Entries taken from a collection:
************

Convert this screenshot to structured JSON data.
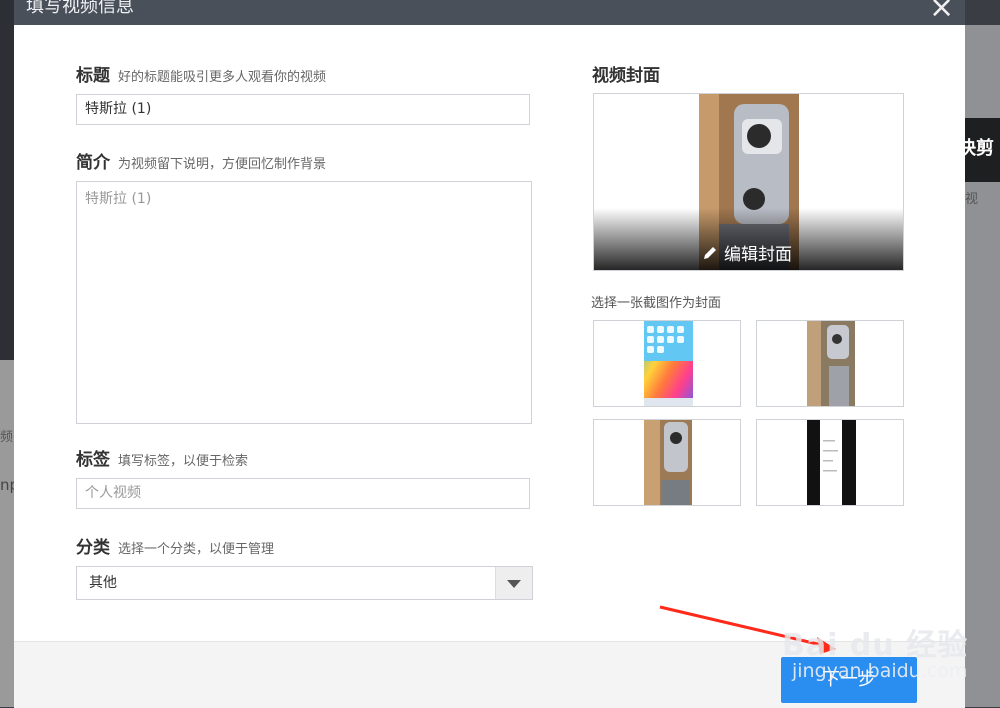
{
  "dialog": {
    "title": "填写视频信息"
  },
  "form": {
    "title": {
      "label": "标题",
      "hint": "好的标题能吸引更多人观看你的视频",
      "value": "特斯拉 (1)"
    },
    "intro": {
      "label": "简介",
      "hint": "为视频留下说明，方便回忆制作背景",
      "placeholder": "特斯拉 (1)"
    },
    "tags": {
      "label": "标签",
      "hint": "填写标签，以便于检索",
      "placeholder": "个人视频"
    },
    "category": {
      "label": "分类",
      "hint": "选择一个分类，以便于管理",
      "selected": "其他"
    }
  },
  "cover": {
    "title": "视频封面",
    "edit_label": "编辑封面",
    "pick_label": "选择一张截图作为封面"
  },
  "footer": {
    "next_label": "下一步"
  },
  "background": {
    "right_text": "快剪",
    "right_text2": "视",
    "left_text": "频",
    "left_text2": "np"
  },
  "watermark": {
    "line1": "Bai du 经验",
    "line2": "jingyan.baidu.com"
  },
  "colors": {
    "header": "#4a505a",
    "primary_button": "#2a8ef0",
    "arrow": "#ff2a1a"
  }
}
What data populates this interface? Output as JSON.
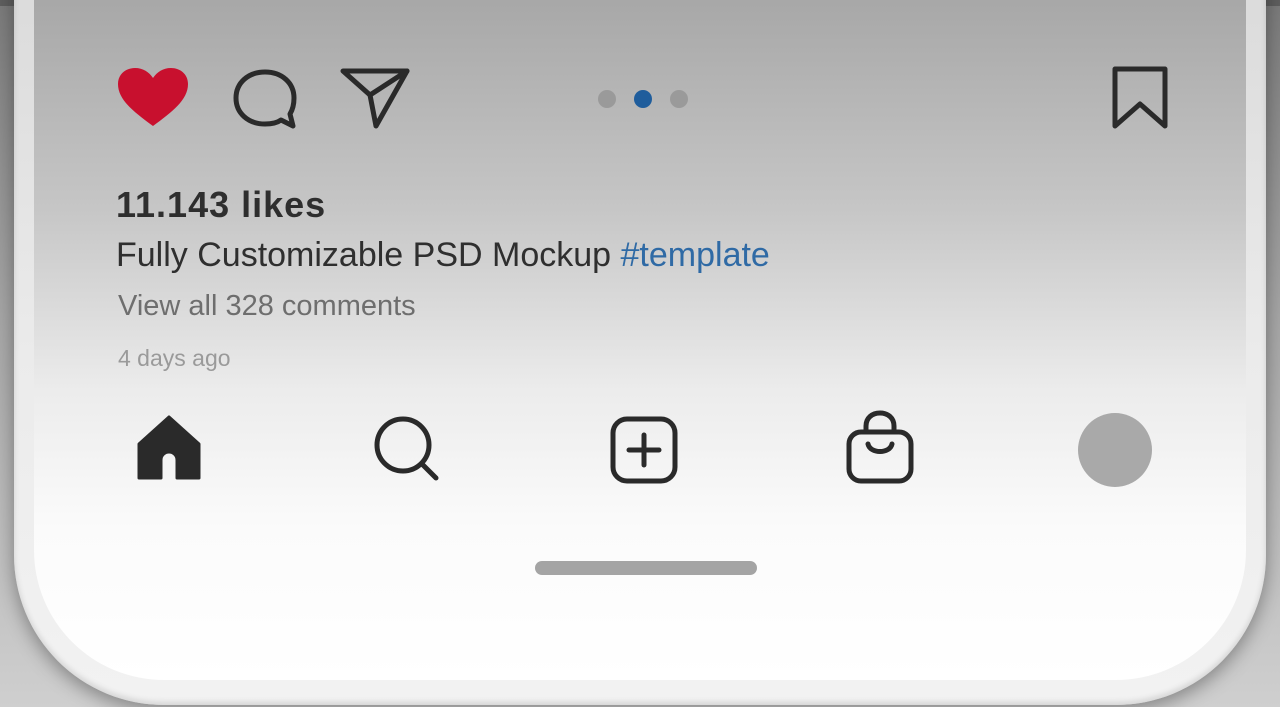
{
  "post": {
    "likes_text": "11.143 likes",
    "caption_text": "Fully Customizable PSD Mockup",
    "caption_hashtag": "#template",
    "view_comments_text": "View all 328 comments",
    "timestamp_text": "4 days ago",
    "liked": true,
    "carousel": {
      "total": 3,
      "active_index": 1
    }
  },
  "actions": {
    "like_icon": "heart-icon",
    "comment_icon": "comment-bubble-icon",
    "share_icon": "paper-plane-icon",
    "save_icon": "bookmark-icon"
  },
  "bottom_nav": {
    "items": [
      "home-icon",
      "search-icon",
      "add-post-icon",
      "shopping-bag-icon",
      "profile-avatar"
    ]
  },
  "colors": {
    "like_red": "#c8102e",
    "hashtag_blue": "#2f6aa5",
    "active_dot": "#1f5d9c",
    "icon_dark": "#2a2a2a"
  }
}
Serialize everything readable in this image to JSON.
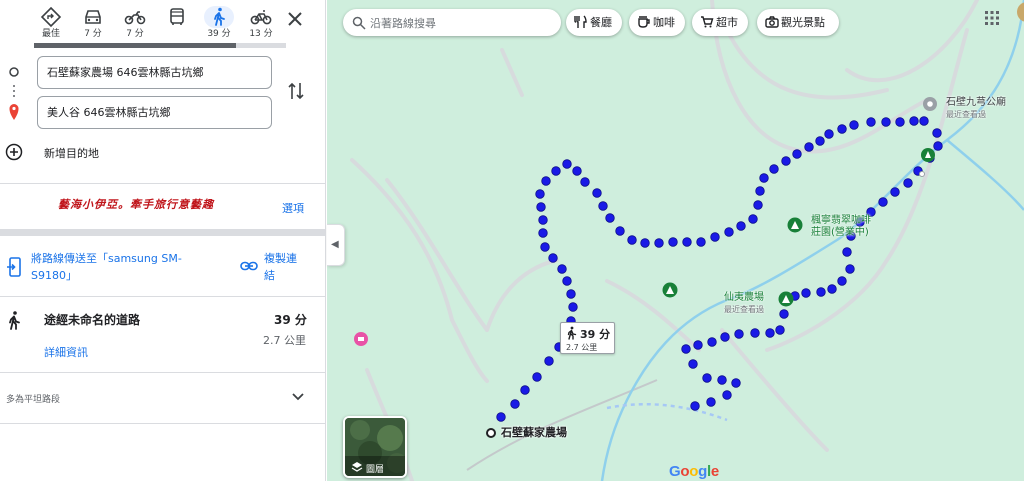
{
  "travel_modes": [
    {
      "id": "best",
      "label": "最佳",
      "icon": "diamond-turn-icon"
    },
    {
      "id": "car",
      "label": "7 分",
      "icon": "car-icon"
    },
    {
      "id": "motorcycle",
      "label": "7 分",
      "icon": "motorcycle-icon"
    },
    {
      "id": "transit",
      "label": "",
      "icon": "bus-icon"
    },
    {
      "id": "walk",
      "label": "39 分",
      "icon": "walk-icon",
      "active": true
    },
    {
      "id": "bike",
      "label": "13 分",
      "icon": "bicycle-icon"
    }
  ],
  "route": {
    "origin": "石壁蘇家農場 646雲林縣古坑鄉",
    "destination": "美人谷 646雲林縣古坑鄉",
    "add_destination": "新增目的地"
  },
  "blog_logo": "藝海小伊亞。牽手旅行意藝趣",
  "options_label": "選項",
  "send_to_device": "將路線傳送至「samsung SM-S9180」",
  "copy_link": "複製連結",
  "route_summary": {
    "name": "途經未命名的道路",
    "time": "39 分",
    "distance": "2.7 公里",
    "details": "詳細資訊"
  },
  "flat_note": "多為平坦路段",
  "map": {
    "search_placeholder": "沿著路線搜尋",
    "chips": [
      {
        "label": "餐廳",
        "icon": "fork-knife-icon"
      },
      {
        "label": "咖啡",
        "icon": "coffee-icon"
      },
      {
        "label": "超市",
        "icon": "cart-icon"
      },
      {
        "label": "觀光景點",
        "icon": "camera-icon"
      }
    ],
    "places": {
      "jiuqiong_name": "石壁九芎公廟",
      "jiuqiong_sub": "最近查看過",
      "fengyu_name": "楓寧翡翠咖啡",
      "fengyu_name2": "莊園(營業中)",
      "xianyi_name": "仙夷農場",
      "xianyi_sub": "最近查看過",
      "origin_label": "石壁蘇家農場"
    },
    "time_bubble": {
      "time": "39 分",
      "distance": "2.7 公里"
    },
    "layers_label": "圖層",
    "google": "Google"
  },
  "colors": {
    "map_bg": "#cfeedd",
    "river": "#8fd0ec",
    "route_dot": "#1a1ae6",
    "accent": "#1a73e8"
  }
}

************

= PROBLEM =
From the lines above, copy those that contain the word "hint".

= TASK RESULT =
      "hint": "好的标题能吸引更多人观看你的视频",
      "hint": "为视频留下说明，方便回忆制作背景",
      "hint": "填写标签，以便于检索",
      "hint": "选择一个分类，以便于管理",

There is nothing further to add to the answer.